Production-wise, Hall was a three-and-a-half year starter and one of the most prolific cornerbacks in Michigan history from a statistical standpoint. As a junior, he recorded 61 stops, including three behind the line of scrimmage and two sacks, broke up nine passes, logged four interceptions, forced one fumble and returned a fumble 83 yards for a touchdown en route to second-team all-conference honors. He finished his collegiate career with 134 tackles, 6.5 tackles for loss, three sacks, 12 interceptions and the 43 passes defended, and was named first-team All-Big Ten and a consensus All American as a senior.

He was also a finalist for the Jim Thorpe Award given to college football’s best defensive back and the Bronko Nagurski Award for best defensive player in 2006.

After spending his first two seasons biding his time behind other talented Wolverine cornerbacks, Thomas is unlikely to come close to many of Hall’s career totals despite a strong junior year in which he earned third-team all-conference regards with 38 tackles, including 3.5 tackles for loss, three interceptions, seven passes defended and two fumble recoveries.

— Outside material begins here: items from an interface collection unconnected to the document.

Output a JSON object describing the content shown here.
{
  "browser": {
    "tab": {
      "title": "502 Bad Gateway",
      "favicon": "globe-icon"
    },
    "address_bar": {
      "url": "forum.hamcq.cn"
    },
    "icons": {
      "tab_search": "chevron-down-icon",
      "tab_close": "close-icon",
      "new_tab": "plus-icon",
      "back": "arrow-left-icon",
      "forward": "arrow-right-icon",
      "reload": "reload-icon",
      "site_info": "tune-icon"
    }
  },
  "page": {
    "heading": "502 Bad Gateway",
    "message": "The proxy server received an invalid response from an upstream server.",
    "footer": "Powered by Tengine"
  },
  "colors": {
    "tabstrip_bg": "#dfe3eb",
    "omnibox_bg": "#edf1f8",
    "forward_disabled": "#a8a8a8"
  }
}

Up to this point in his career, Thomas has amassed 54 tackles, 3.5 tackles for loss, four picks, nine pass breakups, five fumble recoveries and one forced fumble.

Michael Spath’s Take: I actually like this comparison, but I also think Thomas has a game similar to Donovan Warren (elite natural talent) and Morgan Trent (elite speed that he used to his advantage). Warren flamed out due to injuries and left Michigan after three seasons to get away from Rich Rodriguez, while Trent was a reluctant tackler. Thomas could be better than both before his senior season concludes.

I felt by midseason, and certainly by November, Thomas was a better coverman than veteran teammate Lavert Hill, and while he will never get the chances in 2020 to put up big numbers, Thomas should compete for All-American honors, joining the likes of Jourdan Lewis and David Long as one of Michigan’s best coverage defenders in the last decade of football.